When you combine those factors with the US tax cut which will be both economically stimulative, and also need funding, we have the potential for a real steepening of the curve.
How to trade it
Regardless of whether you are in the flattener or steepener camp, I am going to lay out exactly how you go about trading the yield curve using futures. Let’s start with my favourite – the 5-30 year spread.
The 5-30 year spread has collapsed from 250 bps in 2013, all the way down to less than 60 bps today.
This is knife catching at its best (worst), but here is how you put on the steepener. The two contracts you need to trade are the FVH8 and the WNH8 (ultra long bond) contracts. The ultra long bond contract also has a root of UB in certain trading environments.
To calculate the proper ratio, Bloomberg uses the cheapest-to-deliver bond, and then balances the two contracts using the bpv (basis point value). Plugging it all in, you get the following:
That means for the position to be balanced, a trader needs to buy 100 FVH8 and short 17 WNH8.
Now that’s quite a position, so for us odd-lotters, a more appropriate ratio might be 6-1.
At this level, every basis point move in the 5-30 spread should equal almost $300. So a move from 55 basis points to 60 bps should equate to a profit of approximately $1500 per spread unit. It won’t be exact because the cheapest to deliver ultra-long bond duration is not perfectly 30 years, but that should be close.
To execute this spread, you can just bang out both positions, hitting the bid and lifting the offer, or you can be a little more sophisticated, and trade the spread contract that the CME lists specifically for this position. This contract is priced off the net change from the previous day’s settlement, and will automatically make you long 6 FVH8 and short 1 WNH8 (UBH8).
There, now you can trade like a local.
And if you want the contract ratio for the 2-10 spread, here you go:
Although I didn’t get my curve steepening trade right, one area of the curve that I have been lucky enough to have made the correct call is swap spreads.

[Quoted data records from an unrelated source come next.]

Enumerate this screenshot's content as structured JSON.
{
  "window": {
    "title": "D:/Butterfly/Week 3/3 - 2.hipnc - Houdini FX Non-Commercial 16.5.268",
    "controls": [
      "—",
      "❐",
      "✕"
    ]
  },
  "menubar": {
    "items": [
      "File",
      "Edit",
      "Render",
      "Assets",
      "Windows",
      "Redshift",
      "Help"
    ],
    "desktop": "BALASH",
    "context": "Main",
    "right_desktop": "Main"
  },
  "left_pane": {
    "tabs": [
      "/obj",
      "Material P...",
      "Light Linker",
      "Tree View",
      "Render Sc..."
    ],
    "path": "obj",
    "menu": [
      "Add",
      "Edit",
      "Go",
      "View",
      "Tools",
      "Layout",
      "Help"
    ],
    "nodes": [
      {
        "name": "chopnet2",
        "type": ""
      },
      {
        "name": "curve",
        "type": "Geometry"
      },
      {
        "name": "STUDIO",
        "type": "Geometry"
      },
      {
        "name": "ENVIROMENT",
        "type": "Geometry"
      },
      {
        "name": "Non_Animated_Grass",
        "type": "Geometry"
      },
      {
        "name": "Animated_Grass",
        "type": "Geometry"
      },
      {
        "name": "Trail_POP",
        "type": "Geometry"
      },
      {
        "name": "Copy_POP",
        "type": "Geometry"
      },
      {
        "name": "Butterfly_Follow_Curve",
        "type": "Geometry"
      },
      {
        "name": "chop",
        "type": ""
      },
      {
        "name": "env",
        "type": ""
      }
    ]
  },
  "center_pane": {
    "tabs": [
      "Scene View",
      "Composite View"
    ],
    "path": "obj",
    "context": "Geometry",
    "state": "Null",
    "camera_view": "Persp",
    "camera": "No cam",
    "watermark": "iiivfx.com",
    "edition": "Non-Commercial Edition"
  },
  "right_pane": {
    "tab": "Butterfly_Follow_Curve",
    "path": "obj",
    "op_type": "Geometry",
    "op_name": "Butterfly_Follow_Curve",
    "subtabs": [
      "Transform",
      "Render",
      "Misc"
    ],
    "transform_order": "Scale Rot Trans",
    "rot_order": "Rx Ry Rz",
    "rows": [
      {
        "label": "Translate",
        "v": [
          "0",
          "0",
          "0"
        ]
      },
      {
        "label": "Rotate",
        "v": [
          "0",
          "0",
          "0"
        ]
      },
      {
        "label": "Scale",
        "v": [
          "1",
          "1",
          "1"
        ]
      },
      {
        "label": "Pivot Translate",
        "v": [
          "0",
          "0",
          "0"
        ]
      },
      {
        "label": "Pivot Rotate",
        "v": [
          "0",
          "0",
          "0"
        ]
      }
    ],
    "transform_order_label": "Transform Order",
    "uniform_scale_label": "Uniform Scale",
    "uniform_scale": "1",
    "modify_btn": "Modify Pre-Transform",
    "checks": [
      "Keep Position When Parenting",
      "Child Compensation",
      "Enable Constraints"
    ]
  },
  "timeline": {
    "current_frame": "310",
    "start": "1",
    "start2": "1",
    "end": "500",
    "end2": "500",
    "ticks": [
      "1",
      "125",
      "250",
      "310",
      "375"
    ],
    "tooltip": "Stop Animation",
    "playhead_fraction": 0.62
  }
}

When the 2008 Great Financial Crisis hit, banks withdrew their balance sheet, and much to everyone’s surprise, swap spreads went negative. This should theoretically never happen as investors should never be willing to accept a lower yield from a contract with a bank versus risk free US treasuries, but not only did swaps dip below zero, but went deeply negative.

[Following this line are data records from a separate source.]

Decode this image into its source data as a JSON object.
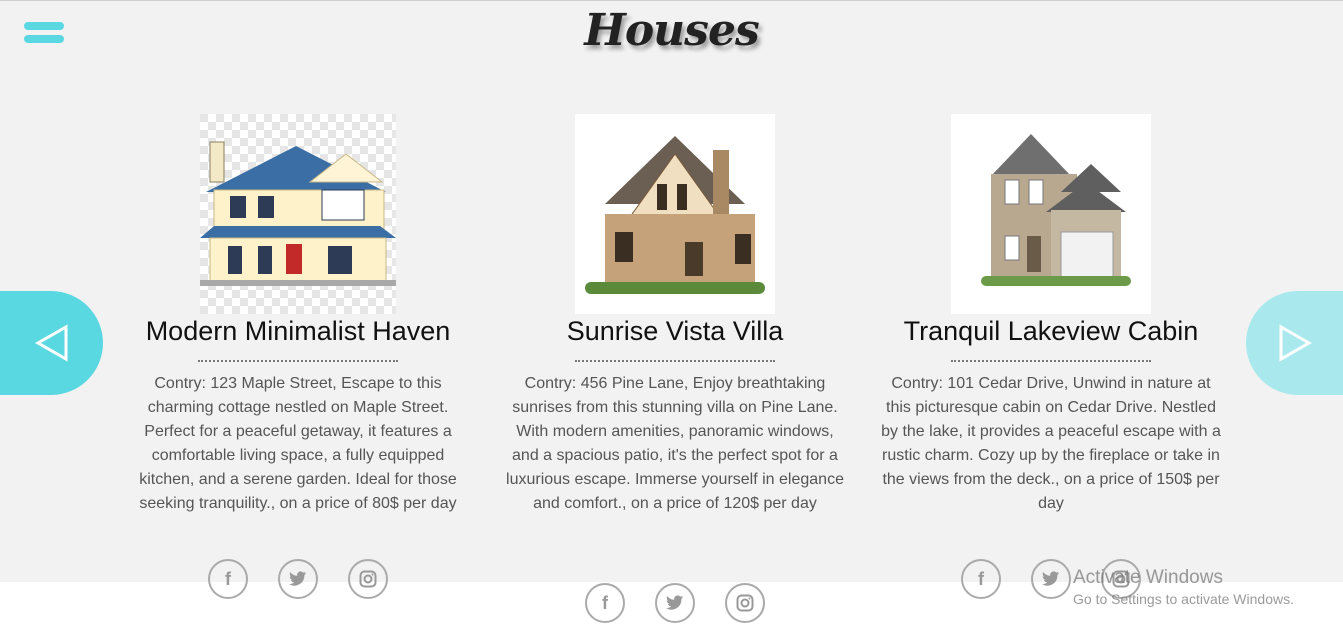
{
  "header": {
    "title": "Houses"
  },
  "menu": {
    "icon": "hamburger-menu-icon"
  },
  "nav": {
    "prev_icon": "chevron-left-outline-icon",
    "next_icon": "chevron-right-outline-icon"
  },
  "colors": {
    "accent": "#5ad8e2",
    "accent_light": "#a9e9ee",
    "panel": "#f2f2f2"
  },
  "cards": [
    {
      "name": "Modern Minimalist Haven",
      "description": "Contry: 123 Maple Street, Escape to this charming cottage nestled on Maple Street. Perfect for a peaceful getaway, it features a comfortable living space, a fully equipped kitchen, and a serene garden. Ideal for those seeking tranquility., on a price of 80$ per day"
    },
    {
      "name": "Sunrise Vista Villa",
      "description": "Contry: 456 Pine Lane, Enjoy breathtaking sunrises from this stunning villa on Pine Lane. With modern amenities, panoramic windows, and a spacious patio, it's the perfect spot for a luxurious escape. Immerse yourself in elegance and comfort., on a price of 120$ per day"
    },
    {
      "name": "Tranquil Lakeview Cabin",
      "description": "Contry:  101 Cedar Drive, Unwind in nature at this picturesque cabin on Cedar Drive. Nestled by the lake, it provides a peaceful escape with a rustic charm. Cozy up by the fireplace or take in the views from the deck., on a price of 150$ per day"
    }
  ],
  "social": {
    "facebook": "f",
    "twitter": "t",
    "instagram": "i"
  },
  "watermark": {
    "line1": "Activate Windows",
    "line2": "Go to Settings to activate Windows."
  }
}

However, over the past year I have argued that Trump’s deregulation push meant banks have returned to extending their balance sheet, and when combined with a few other technical reasons, swap spreads would return to more “normal” levels.

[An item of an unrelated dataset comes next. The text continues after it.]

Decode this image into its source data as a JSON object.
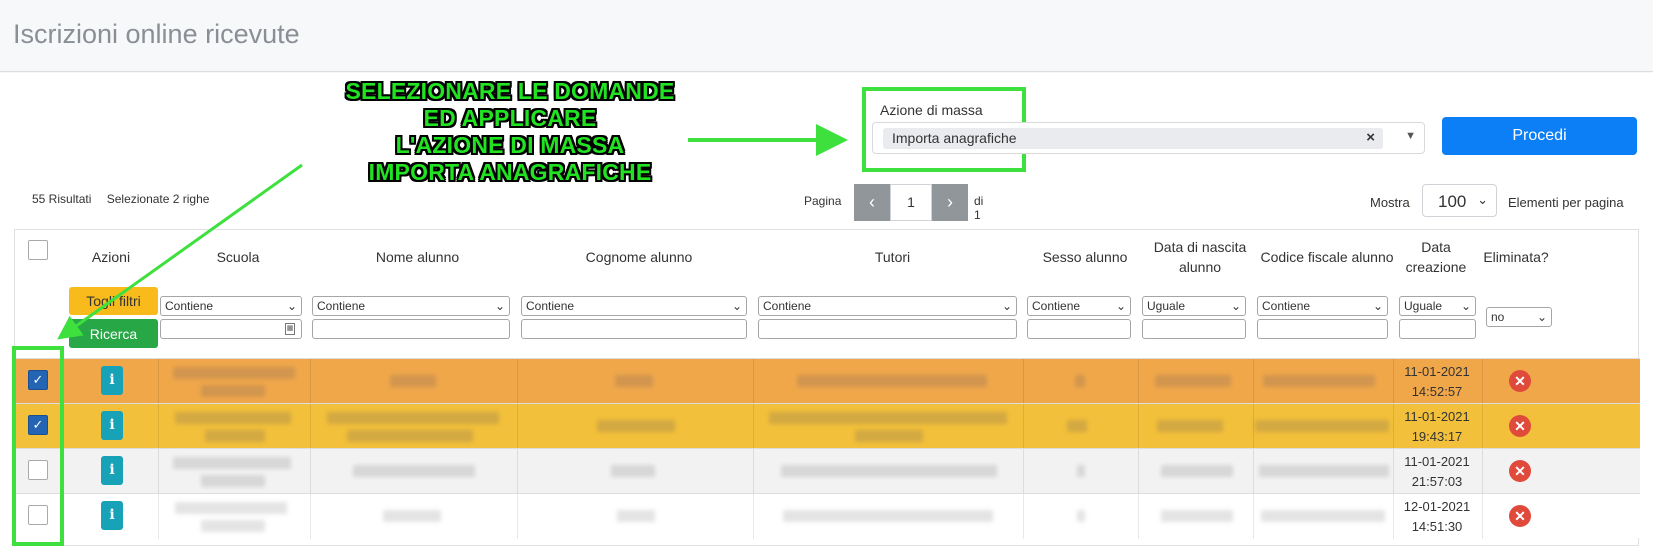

So my 5-30 steepener has actually been long five-year futures, and short 30 year swaps. This spread is only down 35 basis points this year, as opposed to the traditional 5-30 treasury spread declining 65 bps.
And for those that want to trade this spread in the futures market, here is the position hedging calculation.
This trade of long five-year futures versus short 30-year swap futures is still my favoured way of playing for a steepener in the yield curve. Although I understand the arguments as to why the Fed might continue to flatten, and why 13d’s world’s most important chart might indicate the long end might be set up to rally (and further flatten the curve), I suspect that investors are overestimating the Fed’s willingness to flatten the yield curve, and underestimating the amount of stimulus that has been sitting fallow in the financial system, but yet might just have been ignited over the past year.
I still think, the next major crisis will be caused by Central Banks losing control of the bond market. And although it is a lonely trade, I think buying steepeners is still a great trade down here.
At the very least, I hope my post has helped some of you figure out how to bet against me if you don’t agree.
Thanks for reading,